New Yorkers Talking at You
Public Speaking, Directed by Martin Scorcese
Before the Netflix documentary series, Scorcese and Lebowitz teamed up for a documentary in 2010 that followed her through New York and her many public speaking engagements. As we’ve come to expect from Fran Lebowitz, it’s full of canny observations about modern life and cutting one-liners.
Everything Is Copy — Nora Ephron: Scripted & Unscripted, Directed by Jacob Bernstein and Nick Hooker
Nora Ephron lived through and reported on a ton of major historical events, then went on to write beloved movies, essay collections, and novels. This is a relatively straight recounting of Ephron’s life, from her early days as a reporter to the various events in her personal life that she mined for storytelling. This lead to her famous quote (and title of the film), “Everything is copy.” Famous talking heads include Meryl Streep, Meg Ryan, and Mike Nichols.
Turn Every Page: The Adventures of Robert Caro and Robert Gottlieb, Directed by Elizabeth Gottlieb

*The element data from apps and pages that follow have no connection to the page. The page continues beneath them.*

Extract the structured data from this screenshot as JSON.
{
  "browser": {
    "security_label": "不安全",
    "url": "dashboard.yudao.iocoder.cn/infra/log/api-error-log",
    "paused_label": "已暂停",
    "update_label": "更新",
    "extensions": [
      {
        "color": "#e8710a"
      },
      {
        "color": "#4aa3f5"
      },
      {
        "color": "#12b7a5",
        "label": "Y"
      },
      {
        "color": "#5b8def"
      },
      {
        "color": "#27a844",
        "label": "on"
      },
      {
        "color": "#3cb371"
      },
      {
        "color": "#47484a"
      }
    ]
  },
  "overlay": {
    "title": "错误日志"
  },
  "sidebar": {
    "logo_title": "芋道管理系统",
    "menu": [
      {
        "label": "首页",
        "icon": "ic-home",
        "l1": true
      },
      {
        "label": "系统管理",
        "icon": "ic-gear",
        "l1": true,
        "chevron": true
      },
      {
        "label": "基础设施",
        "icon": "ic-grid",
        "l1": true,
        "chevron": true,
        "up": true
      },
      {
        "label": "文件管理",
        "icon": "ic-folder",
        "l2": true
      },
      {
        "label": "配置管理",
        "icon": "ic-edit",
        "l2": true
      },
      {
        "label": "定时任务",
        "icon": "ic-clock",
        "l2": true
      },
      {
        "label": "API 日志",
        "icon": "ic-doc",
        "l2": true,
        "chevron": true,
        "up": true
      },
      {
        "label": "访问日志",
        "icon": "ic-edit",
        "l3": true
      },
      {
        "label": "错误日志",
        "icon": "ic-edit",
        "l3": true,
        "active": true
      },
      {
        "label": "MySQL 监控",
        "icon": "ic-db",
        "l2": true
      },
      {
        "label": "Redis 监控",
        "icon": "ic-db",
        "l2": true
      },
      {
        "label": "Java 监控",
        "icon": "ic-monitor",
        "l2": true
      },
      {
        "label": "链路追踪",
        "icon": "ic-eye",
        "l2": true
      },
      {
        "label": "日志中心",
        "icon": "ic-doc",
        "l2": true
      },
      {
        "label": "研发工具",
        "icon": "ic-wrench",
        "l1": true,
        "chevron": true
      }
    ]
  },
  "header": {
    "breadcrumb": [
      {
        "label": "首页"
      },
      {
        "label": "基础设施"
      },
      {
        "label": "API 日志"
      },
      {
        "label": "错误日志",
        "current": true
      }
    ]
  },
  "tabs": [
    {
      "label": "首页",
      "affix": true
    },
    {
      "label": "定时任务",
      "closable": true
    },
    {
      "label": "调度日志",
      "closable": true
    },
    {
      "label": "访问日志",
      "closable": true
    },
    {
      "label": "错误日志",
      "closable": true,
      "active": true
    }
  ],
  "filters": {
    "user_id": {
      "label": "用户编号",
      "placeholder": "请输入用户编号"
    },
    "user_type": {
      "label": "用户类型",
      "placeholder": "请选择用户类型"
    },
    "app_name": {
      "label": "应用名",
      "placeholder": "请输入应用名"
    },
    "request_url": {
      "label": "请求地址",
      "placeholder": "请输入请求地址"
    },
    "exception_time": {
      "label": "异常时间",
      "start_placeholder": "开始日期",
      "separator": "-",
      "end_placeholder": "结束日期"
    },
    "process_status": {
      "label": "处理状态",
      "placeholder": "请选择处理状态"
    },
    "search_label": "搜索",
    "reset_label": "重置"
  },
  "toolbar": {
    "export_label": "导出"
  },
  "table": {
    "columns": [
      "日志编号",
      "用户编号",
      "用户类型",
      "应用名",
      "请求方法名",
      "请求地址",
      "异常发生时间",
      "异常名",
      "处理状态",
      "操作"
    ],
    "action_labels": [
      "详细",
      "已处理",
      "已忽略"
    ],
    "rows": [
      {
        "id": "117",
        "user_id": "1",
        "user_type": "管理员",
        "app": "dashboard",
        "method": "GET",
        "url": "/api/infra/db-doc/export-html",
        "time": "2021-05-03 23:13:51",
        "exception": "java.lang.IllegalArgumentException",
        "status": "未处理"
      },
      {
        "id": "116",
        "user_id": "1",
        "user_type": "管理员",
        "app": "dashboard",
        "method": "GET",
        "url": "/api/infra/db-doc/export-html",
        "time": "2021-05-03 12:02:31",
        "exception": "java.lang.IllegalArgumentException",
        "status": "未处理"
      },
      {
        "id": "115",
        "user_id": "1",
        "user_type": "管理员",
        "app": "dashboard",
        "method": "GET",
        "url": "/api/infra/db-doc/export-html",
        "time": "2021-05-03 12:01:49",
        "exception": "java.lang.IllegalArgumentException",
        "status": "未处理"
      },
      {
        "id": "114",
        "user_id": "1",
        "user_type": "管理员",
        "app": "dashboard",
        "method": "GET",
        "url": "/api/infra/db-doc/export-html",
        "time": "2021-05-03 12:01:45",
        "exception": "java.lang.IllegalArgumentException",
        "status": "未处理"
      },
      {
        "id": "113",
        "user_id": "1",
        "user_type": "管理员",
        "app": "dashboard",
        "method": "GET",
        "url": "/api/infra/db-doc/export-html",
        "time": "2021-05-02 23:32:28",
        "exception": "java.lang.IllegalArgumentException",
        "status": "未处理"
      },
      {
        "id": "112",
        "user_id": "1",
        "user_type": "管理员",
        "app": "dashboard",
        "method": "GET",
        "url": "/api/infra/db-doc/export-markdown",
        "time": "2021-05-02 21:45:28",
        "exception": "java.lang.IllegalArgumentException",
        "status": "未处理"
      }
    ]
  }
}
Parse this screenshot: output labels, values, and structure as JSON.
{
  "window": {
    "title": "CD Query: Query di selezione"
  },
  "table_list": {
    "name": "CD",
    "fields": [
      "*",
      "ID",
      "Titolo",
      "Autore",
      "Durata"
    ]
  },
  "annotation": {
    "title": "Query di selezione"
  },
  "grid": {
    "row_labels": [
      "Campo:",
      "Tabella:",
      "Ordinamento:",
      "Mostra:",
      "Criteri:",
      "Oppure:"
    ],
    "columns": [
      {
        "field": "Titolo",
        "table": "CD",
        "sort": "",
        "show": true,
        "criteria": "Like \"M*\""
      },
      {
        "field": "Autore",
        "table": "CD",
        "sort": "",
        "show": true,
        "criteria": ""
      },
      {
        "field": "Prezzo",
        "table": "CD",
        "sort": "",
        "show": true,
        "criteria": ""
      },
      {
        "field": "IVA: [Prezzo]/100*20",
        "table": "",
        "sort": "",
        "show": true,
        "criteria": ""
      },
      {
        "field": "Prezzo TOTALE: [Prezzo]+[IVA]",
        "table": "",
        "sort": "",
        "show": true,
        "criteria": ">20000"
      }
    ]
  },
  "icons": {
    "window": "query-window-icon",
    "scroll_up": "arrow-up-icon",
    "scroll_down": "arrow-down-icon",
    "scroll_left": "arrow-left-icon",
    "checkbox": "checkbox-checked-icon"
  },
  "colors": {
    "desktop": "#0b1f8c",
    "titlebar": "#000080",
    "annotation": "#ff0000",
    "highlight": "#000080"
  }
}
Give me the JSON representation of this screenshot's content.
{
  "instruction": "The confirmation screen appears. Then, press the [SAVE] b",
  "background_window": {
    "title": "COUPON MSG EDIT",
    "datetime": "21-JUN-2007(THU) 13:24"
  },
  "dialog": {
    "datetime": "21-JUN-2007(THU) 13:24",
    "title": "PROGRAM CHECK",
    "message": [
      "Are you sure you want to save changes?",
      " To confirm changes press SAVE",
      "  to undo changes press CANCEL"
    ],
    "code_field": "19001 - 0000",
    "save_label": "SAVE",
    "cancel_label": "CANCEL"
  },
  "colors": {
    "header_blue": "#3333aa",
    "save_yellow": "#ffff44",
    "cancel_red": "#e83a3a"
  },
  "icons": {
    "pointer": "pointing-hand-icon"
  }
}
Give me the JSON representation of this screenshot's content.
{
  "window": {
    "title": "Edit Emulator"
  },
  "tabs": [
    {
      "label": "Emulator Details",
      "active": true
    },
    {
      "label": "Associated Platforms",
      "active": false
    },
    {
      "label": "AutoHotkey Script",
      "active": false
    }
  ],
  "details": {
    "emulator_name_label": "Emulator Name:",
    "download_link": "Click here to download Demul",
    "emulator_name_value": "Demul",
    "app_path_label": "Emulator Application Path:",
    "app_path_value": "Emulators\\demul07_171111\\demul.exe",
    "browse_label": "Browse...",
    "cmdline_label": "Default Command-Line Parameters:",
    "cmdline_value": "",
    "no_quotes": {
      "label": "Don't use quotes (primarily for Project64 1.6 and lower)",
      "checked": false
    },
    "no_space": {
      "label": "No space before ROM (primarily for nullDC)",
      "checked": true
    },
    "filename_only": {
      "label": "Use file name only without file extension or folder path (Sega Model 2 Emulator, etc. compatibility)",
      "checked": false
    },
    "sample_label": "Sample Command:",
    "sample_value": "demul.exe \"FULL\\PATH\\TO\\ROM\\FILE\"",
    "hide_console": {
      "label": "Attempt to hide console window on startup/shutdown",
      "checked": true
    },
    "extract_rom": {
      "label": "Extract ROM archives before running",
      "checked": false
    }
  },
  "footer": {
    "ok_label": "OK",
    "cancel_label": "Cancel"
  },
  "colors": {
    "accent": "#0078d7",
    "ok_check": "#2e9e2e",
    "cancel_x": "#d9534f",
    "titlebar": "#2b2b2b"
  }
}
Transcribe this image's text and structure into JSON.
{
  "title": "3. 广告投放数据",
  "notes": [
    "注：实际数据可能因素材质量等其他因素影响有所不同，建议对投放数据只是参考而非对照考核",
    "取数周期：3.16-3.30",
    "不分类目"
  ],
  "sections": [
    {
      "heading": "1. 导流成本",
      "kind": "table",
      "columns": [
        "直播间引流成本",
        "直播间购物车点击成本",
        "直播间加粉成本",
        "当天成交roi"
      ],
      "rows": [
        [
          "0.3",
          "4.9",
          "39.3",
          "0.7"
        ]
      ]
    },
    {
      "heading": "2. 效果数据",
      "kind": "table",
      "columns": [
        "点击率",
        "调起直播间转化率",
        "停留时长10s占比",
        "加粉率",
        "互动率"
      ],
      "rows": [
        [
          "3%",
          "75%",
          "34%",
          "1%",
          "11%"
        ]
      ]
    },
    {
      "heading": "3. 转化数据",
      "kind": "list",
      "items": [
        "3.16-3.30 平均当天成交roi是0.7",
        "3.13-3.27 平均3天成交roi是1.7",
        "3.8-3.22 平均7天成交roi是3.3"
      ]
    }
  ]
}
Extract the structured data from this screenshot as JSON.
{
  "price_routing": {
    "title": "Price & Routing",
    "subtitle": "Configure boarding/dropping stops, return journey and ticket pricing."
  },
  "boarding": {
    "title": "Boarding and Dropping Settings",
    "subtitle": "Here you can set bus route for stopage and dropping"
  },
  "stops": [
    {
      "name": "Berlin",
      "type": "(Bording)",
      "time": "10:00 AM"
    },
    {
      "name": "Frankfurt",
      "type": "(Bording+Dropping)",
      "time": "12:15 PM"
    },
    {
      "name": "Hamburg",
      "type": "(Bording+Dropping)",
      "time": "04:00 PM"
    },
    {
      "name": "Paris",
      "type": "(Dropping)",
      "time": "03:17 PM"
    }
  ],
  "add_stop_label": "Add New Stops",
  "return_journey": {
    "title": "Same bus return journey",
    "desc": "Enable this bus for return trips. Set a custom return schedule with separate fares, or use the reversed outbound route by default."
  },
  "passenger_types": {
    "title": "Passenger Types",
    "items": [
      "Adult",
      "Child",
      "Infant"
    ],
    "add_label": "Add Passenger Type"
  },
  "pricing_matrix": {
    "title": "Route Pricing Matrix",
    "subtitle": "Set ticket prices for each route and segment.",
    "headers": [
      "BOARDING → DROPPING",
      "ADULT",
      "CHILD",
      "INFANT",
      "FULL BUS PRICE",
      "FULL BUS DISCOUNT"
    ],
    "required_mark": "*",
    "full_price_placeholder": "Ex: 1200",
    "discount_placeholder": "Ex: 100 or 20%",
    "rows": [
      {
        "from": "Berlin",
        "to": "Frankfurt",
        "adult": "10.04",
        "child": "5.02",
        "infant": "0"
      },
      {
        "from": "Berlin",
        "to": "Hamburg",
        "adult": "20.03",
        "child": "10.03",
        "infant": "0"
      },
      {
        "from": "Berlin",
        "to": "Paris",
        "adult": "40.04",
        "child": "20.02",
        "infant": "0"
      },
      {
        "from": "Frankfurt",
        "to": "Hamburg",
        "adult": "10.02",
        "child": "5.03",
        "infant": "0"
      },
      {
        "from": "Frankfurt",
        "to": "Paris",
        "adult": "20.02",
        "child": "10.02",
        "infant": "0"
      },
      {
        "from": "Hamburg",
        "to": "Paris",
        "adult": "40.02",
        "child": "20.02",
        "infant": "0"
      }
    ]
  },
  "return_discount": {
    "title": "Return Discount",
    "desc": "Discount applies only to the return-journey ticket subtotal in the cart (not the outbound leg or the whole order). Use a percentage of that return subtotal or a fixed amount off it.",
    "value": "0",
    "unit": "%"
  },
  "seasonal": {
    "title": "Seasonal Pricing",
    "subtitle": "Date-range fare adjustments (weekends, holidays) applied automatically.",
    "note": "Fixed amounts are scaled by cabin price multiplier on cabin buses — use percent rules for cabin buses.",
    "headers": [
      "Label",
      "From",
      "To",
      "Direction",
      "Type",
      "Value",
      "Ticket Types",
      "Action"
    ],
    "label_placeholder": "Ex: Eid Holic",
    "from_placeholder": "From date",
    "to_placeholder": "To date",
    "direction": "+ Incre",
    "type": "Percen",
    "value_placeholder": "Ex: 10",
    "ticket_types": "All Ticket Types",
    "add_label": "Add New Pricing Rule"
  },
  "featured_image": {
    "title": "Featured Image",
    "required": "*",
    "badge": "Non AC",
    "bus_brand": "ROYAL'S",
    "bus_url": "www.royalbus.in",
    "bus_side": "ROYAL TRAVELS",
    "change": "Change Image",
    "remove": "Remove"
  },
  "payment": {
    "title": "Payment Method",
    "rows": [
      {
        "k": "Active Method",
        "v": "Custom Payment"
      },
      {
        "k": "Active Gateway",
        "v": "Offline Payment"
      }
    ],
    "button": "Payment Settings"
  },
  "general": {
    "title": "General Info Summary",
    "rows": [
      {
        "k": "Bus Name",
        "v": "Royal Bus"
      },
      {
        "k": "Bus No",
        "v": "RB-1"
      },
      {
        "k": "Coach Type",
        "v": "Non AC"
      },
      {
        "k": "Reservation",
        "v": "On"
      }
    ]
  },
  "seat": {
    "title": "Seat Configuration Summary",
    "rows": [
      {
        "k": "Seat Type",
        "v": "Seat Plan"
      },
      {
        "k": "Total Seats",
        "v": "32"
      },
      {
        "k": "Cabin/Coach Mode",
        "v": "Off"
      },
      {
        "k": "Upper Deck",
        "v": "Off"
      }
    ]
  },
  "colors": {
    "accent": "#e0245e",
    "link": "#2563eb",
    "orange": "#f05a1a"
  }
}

Robert Caro is probably one of the definitive biographers of the 20th century, and he’s still not done with his mammoth Lyndon Johnson project. Robert Gottlieb has worked as his editor since The Power Broker. Both men are in their 90s, so Robert Gottlieb’s daughter convinced them (she clarifies that it took a while) to let her follow them for a documentary. Robert Caro still lives in New York and writes his Lyndon Johnson biography on a typewriter. Robert Gottlieb is a highly influential editor who has worked with Toni Morrison, Joseph Heller, Nora Ephron, and a huge pile of other famous authors. Their writer-editor dynamic is fascinating and both men give great interviews.
What unites these movies is the interest in the process of writing and getting words out in front of people. For some of them, writing comes out against all odds. The geniuses of the 20th century were often in the right place at the right time, and also had excellent observations about life that made them great writers.
If your appetite is still strong for writer movies, there are plenty of great biopics about authors and fictional movies about writers. You can also dive into books about writers for even more creative inspiration.